7) OKAY, how does James H compare to Ken J? According to Oliver Roeder in Nate Silvers Blog,
here, they are similar in terms of percent of questions answered right, but James H bets so much more (bets better?) which is why he is getting so much money. I'll be curious to see a head-to-head contest at some point. But to the issue at hand, they don't give James H that good a chance to break Ken J's record.

8) Jeop used to have a  5-game limit. Maybe that was a good idea- its not that interesting seeing the same person with the same strategy win 22 in a row. Also, the short-talk-with-Alex T-- James is running out of interesting things to say. I wonder what Alex did with Ken J after 50 games.
``So Ken, I hear you're good at Jeopardy''

9) Misc: Ken J was the inspiration for IBM to do Watson.

10) Will future players use James Strategy? Note that you have to be REALLY GOOD in the first place for it to help you. Maybe a modified version where you go for the lucrative questions and bet a lot on Daily Doubles (more than people have done in the past) when its an area you know really well (I'll take Ramsey Theory for $2000.)

11) I used to DVR and watch Jeop but didn't mind if I was a few behind. Now I have to stay on top of it so articles like those pointed to above don't give me a spoiler.

12) My prediction: He will beat Ken Jenning for money but not for number-of-games. I have no real confidence in these predictions.

Thursday, May 02, 2019

The Next Chapter

I've accepted a position as Dean of the College of Science at the Illinois Institute of Technology in Chicago starting in August. It's an exciting opportunity to really build up the sciences and computing in the city that I have spent the bulk of my academic career and grew to love.

I had a fantastic time at Georgia Tech over the last seven years working with an incredible faculty, staff and students in the School of Computer Science. This is a special place and I enjoyed watching the school, the institute and the City of Atlanta grow and evolve.

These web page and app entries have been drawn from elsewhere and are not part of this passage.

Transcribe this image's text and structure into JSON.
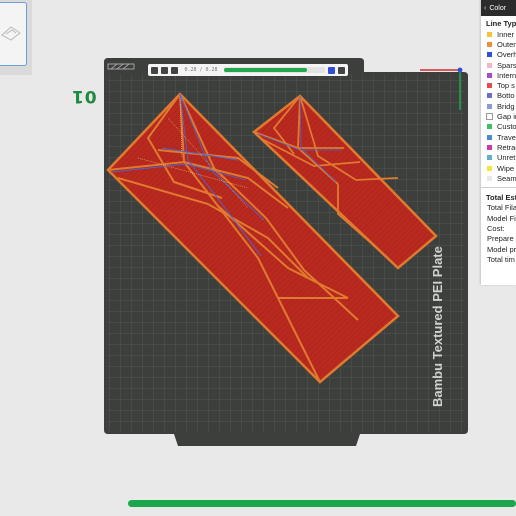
{
  "plate": {
    "number_label": "01",
    "name": "Bambu Textured PEI Plate"
  },
  "toolbar": {
    "layer_readout": "0.28 / 0.28"
  },
  "legend": {
    "header_title": "Color",
    "line_types_title": "Line Type",
    "items": [
      {
        "label": "Inner",
        "color": "#f5c43a"
      },
      {
        "label": "Outer",
        "color": "#f08c3c"
      },
      {
        "label": "Overh",
        "color": "#2e4fd6"
      },
      {
        "label": "Spars",
        "color": "#f2b8c8"
      },
      {
        "label": "Intern",
        "color": "#a34ec7"
      },
      {
        "label": "Top s",
        "color": "#e94a4a"
      },
      {
        "label": "Botto",
        "color": "#6d6dd0"
      },
      {
        "label": "Bridg",
        "color": "#8d9ad8"
      },
      {
        "label": "Gap in",
        "color": "#ffffff"
      },
      {
        "label": "Custo",
        "color": "#3dbf6a"
      },
      {
        "label": "Travel",
        "color": "#4a8ad4"
      },
      {
        "label": "Retrac",
        "color": "#c93ab0"
      },
      {
        "label": "Unret",
        "color": "#5fb0c8"
      },
      {
        "label": "Wipe",
        "color": "#f2e63a"
      },
      {
        "label": "Seams",
        "color": "#e8e8e8"
      }
    ],
    "estimate_title": "Total Est",
    "estimates": [
      "Total Fila",
      "Model Fil",
      "Cost:",
      "Prepare t",
      "Model pr",
      "Total tim"
    ]
  },
  "progress": {
    "percent": 100
  },
  "colors": {
    "plate": "#3d3f3d",
    "grid": "#5a5c5a",
    "print_fill": "#b8291f",
    "print_outline": "#e07a2e",
    "accent_green": "#1aa64a"
  }
}
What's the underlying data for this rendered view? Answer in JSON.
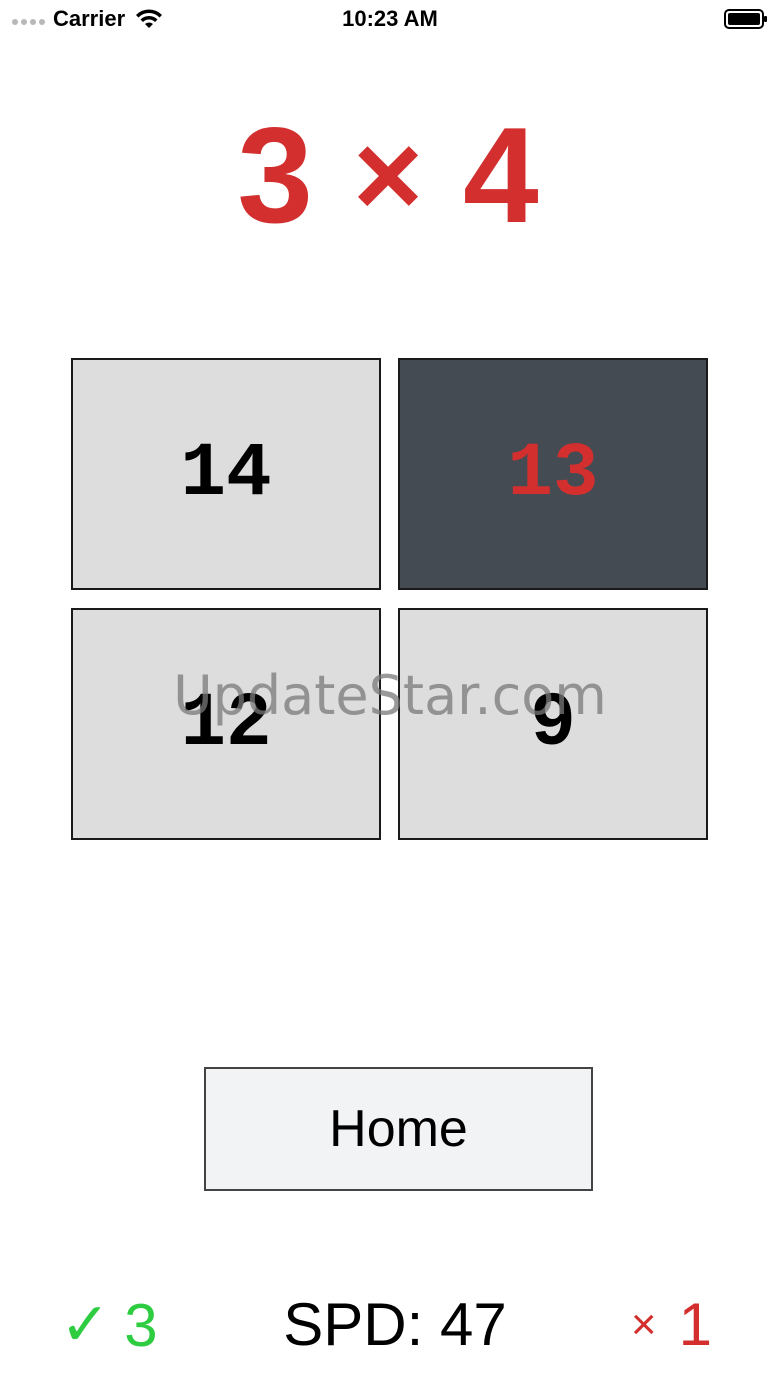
{
  "status_bar": {
    "carrier": "Carrier",
    "time": "10:23 AM",
    "icons": [
      "signal-dots-icon",
      "wifi-icon",
      "battery-icon"
    ]
  },
  "problem": {
    "left": "3",
    "operator": "×",
    "right": "4",
    "color": "#d32f2f"
  },
  "answers": [
    {
      "value": "14",
      "selected": false
    },
    {
      "value": "13",
      "selected": true
    },
    {
      "value": "12",
      "selected": false
    },
    {
      "value": "9",
      "selected": false
    }
  ],
  "watermark": "UpdateStar.com",
  "home_button": {
    "label": "Home"
  },
  "score": {
    "correct_icon": "check-icon",
    "correct_symbol": "✓",
    "correct_count": "3",
    "speed_label": "SPD: 47",
    "wrong_icon": "cross-icon",
    "wrong_symbol": "×",
    "wrong_count": "1",
    "correct_color": "#2ecc40",
    "wrong_color": "#d32f2f"
  }
}
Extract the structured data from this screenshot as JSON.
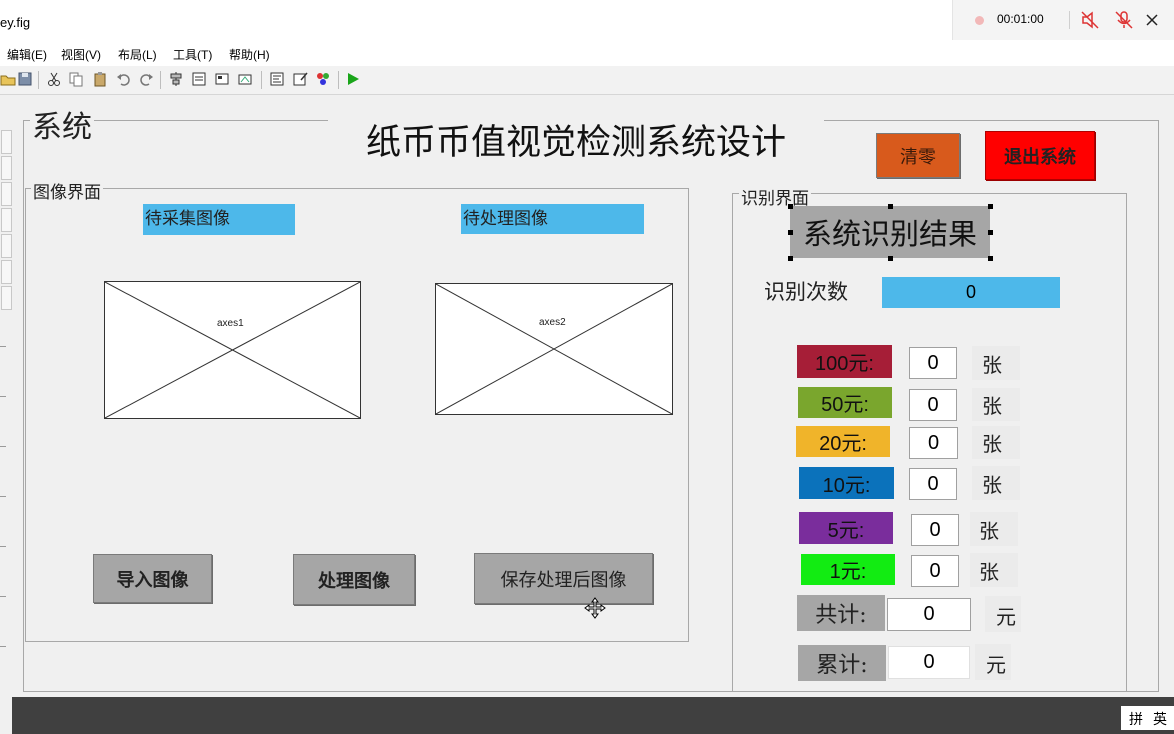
{
  "window": {
    "title_fragment": "ey.fig"
  },
  "recorder": {
    "time": "00:01:00"
  },
  "menu": [
    {
      "label": "编辑(E)"
    },
    {
      "label": "视图(V)"
    },
    {
      "label": "布局(L)"
    },
    {
      "label": "工具(T)"
    },
    {
      "label": "帮助(H)"
    }
  ],
  "gui": {
    "system_panel_title": "系统",
    "main_title": "纸币币值视觉检测系统设计",
    "clear_button": "清零",
    "exit_button": "退出系统",
    "image_panel": {
      "title": "图像界面",
      "label_left": "待采集图像",
      "label_right": "待处理图像",
      "axes1": "axes1",
      "axes2": "axes2",
      "import_button": "导入图像",
      "process_button": "处理图像",
      "save_button": "保存处理后图像"
    },
    "recog_panel": {
      "title": "识别界面",
      "result_title": "系统识别结果",
      "count_label": "识别次数",
      "count_value": "0",
      "denominations": [
        {
          "label": "100元:",
          "value": "0",
          "unit": "张",
          "color": "#a61e37"
        },
        {
          "label": "50元:",
          "value": "0",
          "unit": "张",
          "color": "#7aa62d"
        },
        {
          "label": "20元:",
          "value": "0",
          "unit": "张",
          "color": "#f0b42a"
        },
        {
          "label": "10元:",
          "value": "0",
          "unit": "张",
          "color": "#0b72bb"
        },
        {
          "label": "5元:",
          "value": "0",
          "unit": "张",
          "color": "#7a2d9c"
        },
        {
          "label": "1元:",
          "value": "0",
          "unit": "张",
          "color": "#12ec12"
        }
      ],
      "total_label": "共计:",
      "total_value": "0",
      "total_unit": "元",
      "cumulative_label": "累计:",
      "cumulative_value": "0",
      "cumulative_unit": "元"
    }
  },
  "ime": {
    "left": "拼",
    "right": "英"
  },
  "colors": {
    "label_blue": "#4db8ea",
    "clear_button": "#d85a1c",
    "exit_button": "#ff0000",
    "button_gray": "#a6a6a6",
    "play_green": "#1aa51a"
  }
}
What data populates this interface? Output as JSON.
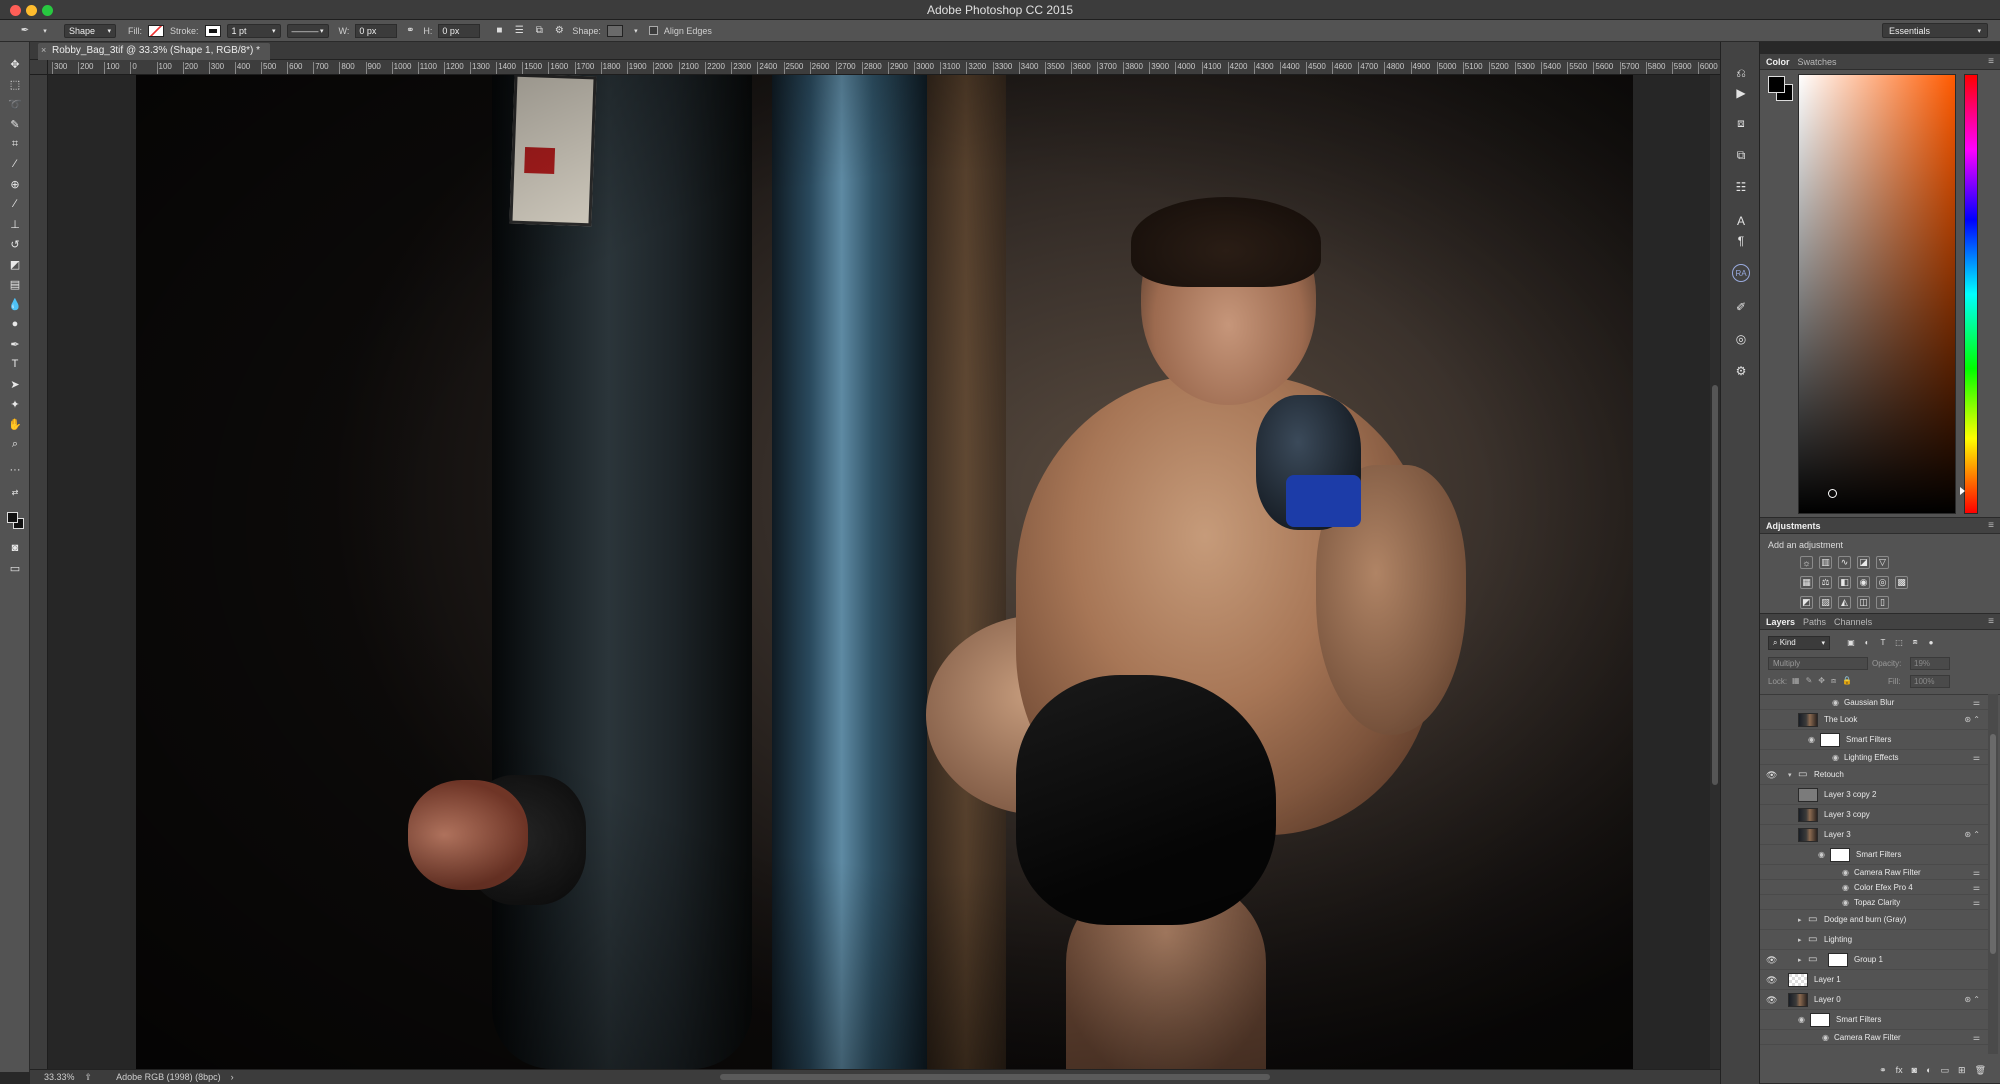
{
  "window": {
    "title": "Adobe Photoshop CC 2015"
  },
  "options": {
    "tool_mode": "Shape",
    "fill_label": "Fill:",
    "stroke_label": "Stroke:",
    "stroke_width": "1 pt",
    "w_label": "W:",
    "w_value": "0 px",
    "h_label": "H:",
    "h_value": "0 px",
    "shape_label": "Shape:",
    "align_edges_label": "Align Edges",
    "workspace": "Essentials"
  },
  "document": {
    "tab_title": "Robby_Bag_3tif @ 33.3% (Shape 1, RGB/8*) *",
    "ruler_ticks": [
      "300",
      "200",
      "100",
      "0",
      "100",
      "200",
      "300",
      "400",
      "500",
      "600",
      "700",
      "800",
      "900",
      "1000",
      "1100",
      "1200",
      "1300",
      "1400",
      "1500",
      "1600",
      "1700",
      "1800",
      "1900",
      "2000",
      "2100",
      "2200",
      "2300",
      "2400",
      "2500",
      "2600",
      "2700",
      "2800",
      "2900",
      "3000",
      "3100",
      "3200",
      "3300",
      "3400",
      "3500",
      "3600",
      "3700",
      "3800",
      "3900",
      "4000",
      "4100",
      "4200",
      "4300",
      "4400",
      "4500",
      "4600",
      "4700",
      "4800",
      "4900",
      "5000",
      "5100",
      "5200",
      "5300",
      "5400",
      "5500",
      "5600",
      "5700",
      "5800",
      "5900",
      "6000"
    ]
  },
  "status": {
    "zoom": "33.33%",
    "profile": "Adobe RGB (1998) (8bpc)"
  },
  "color_panel": {
    "tabs": [
      "Color",
      "Swatches"
    ],
    "foreground": "#000000",
    "background": "#000000"
  },
  "adjustments": {
    "title": "Adjustments",
    "subtitle": "Add an adjustment"
  },
  "layers_panel": {
    "tabs": [
      "Layers",
      "Paths",
      "Channels"
    ],
    "filter": "Kind",
    "blend_mode": "Multiply",
    "opacity_label": "Opacity:",
    "opacity_value": "19%",
    "lock_label": "Lock:",
    "fill_label": "Fill:",
    "fill_value": "100%",
    "layers": [
      {
        "name": "Gaussian Blur",
        "kind": "filter",
        "indent": 2
      },
      {
        "name": "The Look",
        "kind": "smart",
        "indent": 1
      },
      {
        "name": "Smart Filters",
        "kind": "smartfilters",
        "indent": 2
      },
      {
        "name": "Lighting Effects",
        "kind": "filter",
        "indent": 2
      },
      {
        "name": "Retouch",
        "kind": "group",
        "indent": 0,
        "visible": true
      },
      {
        "name": "Layer 3 copy 2",
        "kind": "gray",
        "indent": 1
      },
      {
        "name": "Layer 3 copy",
        "kind": "photo",
        "indent": 1
      },
      {
        "name": "Layer 3",
        "kind": "smart",
        "indent": 1
      },
      {
        "name": "Smart Filters",
        "kind": "smartfilters",
        "indent": 3
      },
      {
        "name": "Camera Raw Filter",
        "kind": "filter",
        "indent": 3
      },
      {
        "name": "Color Efex Pro 4",
        "kind": "filter",
        "indent": 3
      },
      {
        "name": "Topaz Clarity",
        "kind": "filter",
        "indent": 3
      },
      {
        "name": "Dodge and burn (Gray)",
        "kind": "group",
        "indent": 1
      },
      {
        "name": "Lighting",
        "kind": "group",
        "indent": 1
      },
      {
        "name": "Group 1",
        "kind": "groupmask",
        "indent": 1,
        "visible": true
      },
      {
        "name": "Layer 1",
        "kind": "checker",
        "indent": 0,
        "visible": true
      },
      {
        "name": "Layer 0",
        "kind": "smart",
        "indent": 0,
        "visible": true
      },
      {
        "name": "Smart Filters",
        "kind": "smartfilters",
        "indent": 1
      },
      {
        "name": "Camera Raw Filter",
        "kind": "filter",
        "indent": 1
      }
    ]
  },
  "icons": {
    "colors": {
      "accent": "#ff5a00"
    }
  }
}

After I tweeted the news yesterday, Bill Cook reminded me that
Illinois Tech was the long-time home of Karl Menger, the first person to pose the problem of determining the complexity of the TSP. Now you can settle it!
I wouldn't bet on my settling the complexity of traveling salesman even if I didn't have a college to run. But it goes to remind us that wherever you go in life, P and NP will be right there waiting for you.